Entering the Great Dining Hall you again see the original 18th century raised-panel wainscoting and doors, chair rails, and paneled chimney. This room also features a corner fireplace with a gable-end chimney which heated the room. In the mid-18th century the term “Dining Room” or hall actually referred to a room that often served purposes beyond eating meals. These rooms were sometimes used as sleeping spaces during the hot summer months. At times the rooms were temporary storage areas. It is believed that the Taylors used the room solely for dining.
As the kitchen would have been in a separate dependency (1722-1797), food would have been brought up the back portico or piazza stairs to the small anteroom or closet room adjacent to the dining area. The food could be freshly plated and served from the small chamber, along with the appropriate spirits from the decanting closet.
There was no access from the basement of the house, so servants could not access the house other than through main entries. This illustrates the privacy preferences of the family as well as the separation of rank and status from their servants regardless of indenture or enslavement.
From the Great Dining Hall, one can either go through a small connecting room to the 1797 addition or step onto the back portico, believed to be the oldest framed-in porch in the Commonwealth of Virginia.
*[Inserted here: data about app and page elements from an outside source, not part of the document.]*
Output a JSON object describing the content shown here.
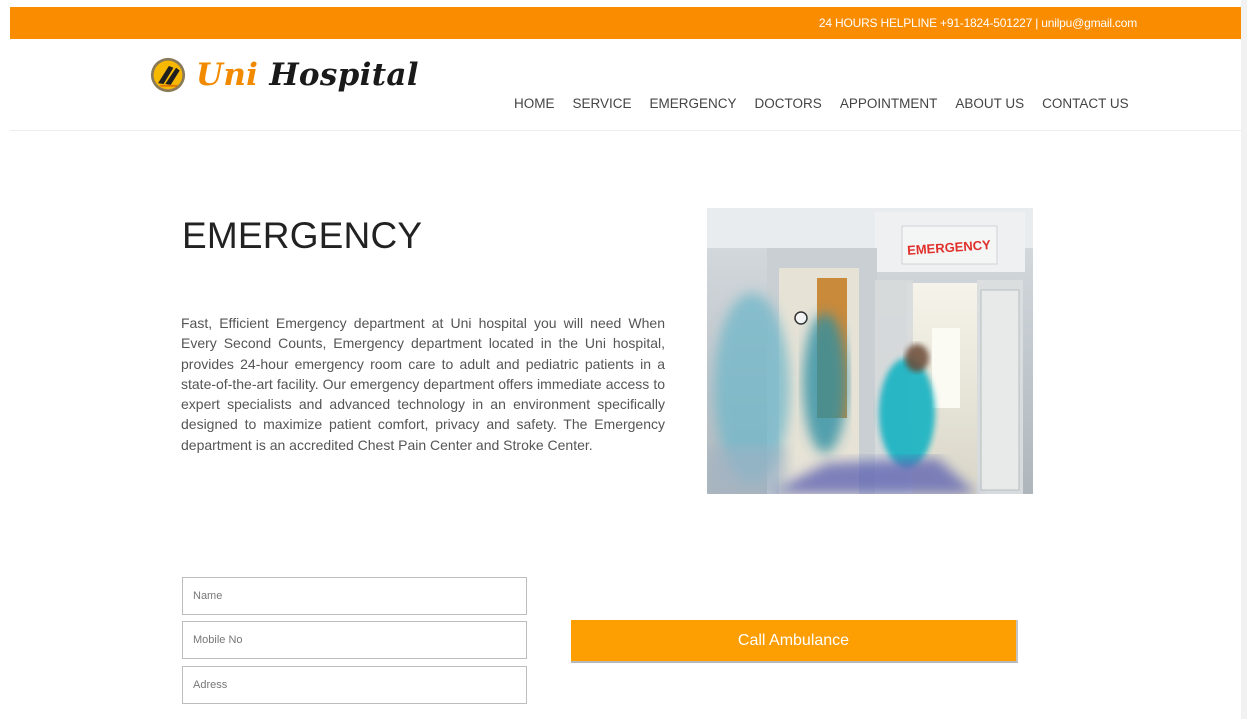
{
  "topbar": {
    "helpline": "24 HOURS HELPLINE +91-1824-501227 | unilpu@gmail.com",
    "background": "#fa8c00"
  },
  "logo": {
    "word1": "Uni",
    "word2": "Hospital",
    "accent_color": "#f28a00",
    "icon": "lpu-emblem-icon"
  },
  "nav": {
    "items": [
      {
        "label": "HOME"
      },
      {
        "label": "SERVICE"
      },
      {
        "label": "EMERGENCY"
      },
      {
        "label": "DOCTORS"
      },
      {
        "label": "APPOINTMENT"
      },
      {
        "label": "ABOUT US"
      },
      {
        "label": "CONTACT US"
      }
    ]
  },
  "emergency": {
    "title": "EMERGENCY",
    "description": "Fast, Efficient Emergency department at Uni hospital you will need When Every Second Counts, Emergency department located in the Uni hospital, provides 24-hour emergency room care to adult and pediatric patients in a state-of-the-art facility. Our emergency department offers immediate access to expert specialists and advanced technology in an environment specifically designed to maximize patient comfort, privacy and safety. The Emergency department is an accredited Chest Pain Center and Stroke Center.",
    "photo_sign": "EMERGENCY"
  },
  "form": {
    "name_placeholder": "Name",
    "mobile_placeholder": "Mobile No",
    "address_placeholder": "Adress",
    "name_value": "",
    "mobile_value": "",
    "address_value": ""
  },
  "call_button": {
    "label": "Call Ambulance",
    "color": "#fd9e02"
  }
}
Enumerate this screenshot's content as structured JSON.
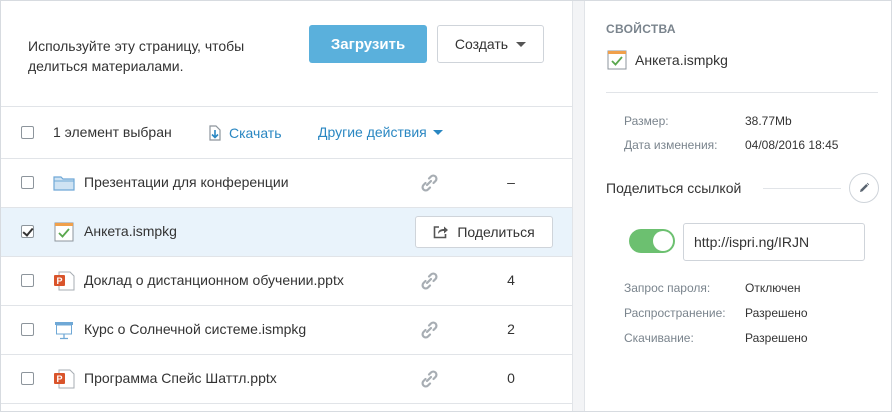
{
  "header": {
    "intro_text": "Используйте эту страницу, чтобы делиться материалами.",
    "upload_label": "Загрузить",
    "create_label": "Создать"
  },
  "toolbar": {
    "selected_text": "1 элемент выбран",
    "download_label": "Скачать",
    "more_actions_label": "Другие действия"
  },
  "files": [
    {
      "name": "Презентации для конференции",
      "type": "folder",
      "count": "–",
      "checked": false
    },
    {
      "name": "Анкета.ismpkg",
      "type": "quiz",
      "count": "",
      "checked": true,
      "share_label": "Поделиться"
    },
    {
      "name": "Доклад о дистанционном обучении.pptx",
      "type": "pptx",
      "count": "4",
      "checked": false
    },
    {
      "name": "Курс о Солнечной системе.ismpkg",
      "type": "course",
      "count": "2",
      "checked": false
    },
    {
      "name": "Программа Спейс Шаттл.pptx",
      "type": "pptx",
      "count": "0",
      "checked": false
    }
  ],
  "properties": {
    "title": "СВОЙСТВА",
    "file_name": "Анкета.ismpkg",
    "size_label": "Размер:",
    "size_value": "38.77Mb",
    "modified_label": "Дата изменения:",
    "modified_value": "04/08/2016 18:45",
    "share_link_title": "Поделиться ссылкой",
    "link_enabled": true,
    "share_url": "http://ispri.ng/IRJN",
    "password_label": "Запрос пароля:",
    "password_value": "Отключен",
    "distribution_label": "Распространение:",
    "distribution_value": "Разрешено",
    "download_label": "Скачивание:",
    "download_value": "Разрешено"
  },
  "colors": {
    "accent": "#5ab0dc",
    "link": "#2a87c2",
    "toggle_on": "#6cc070",
    "selected_row": "#e9f3fb"
  }
}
The portico allows one to either descend onto the lawn or proceed into the 1797 addition passage room.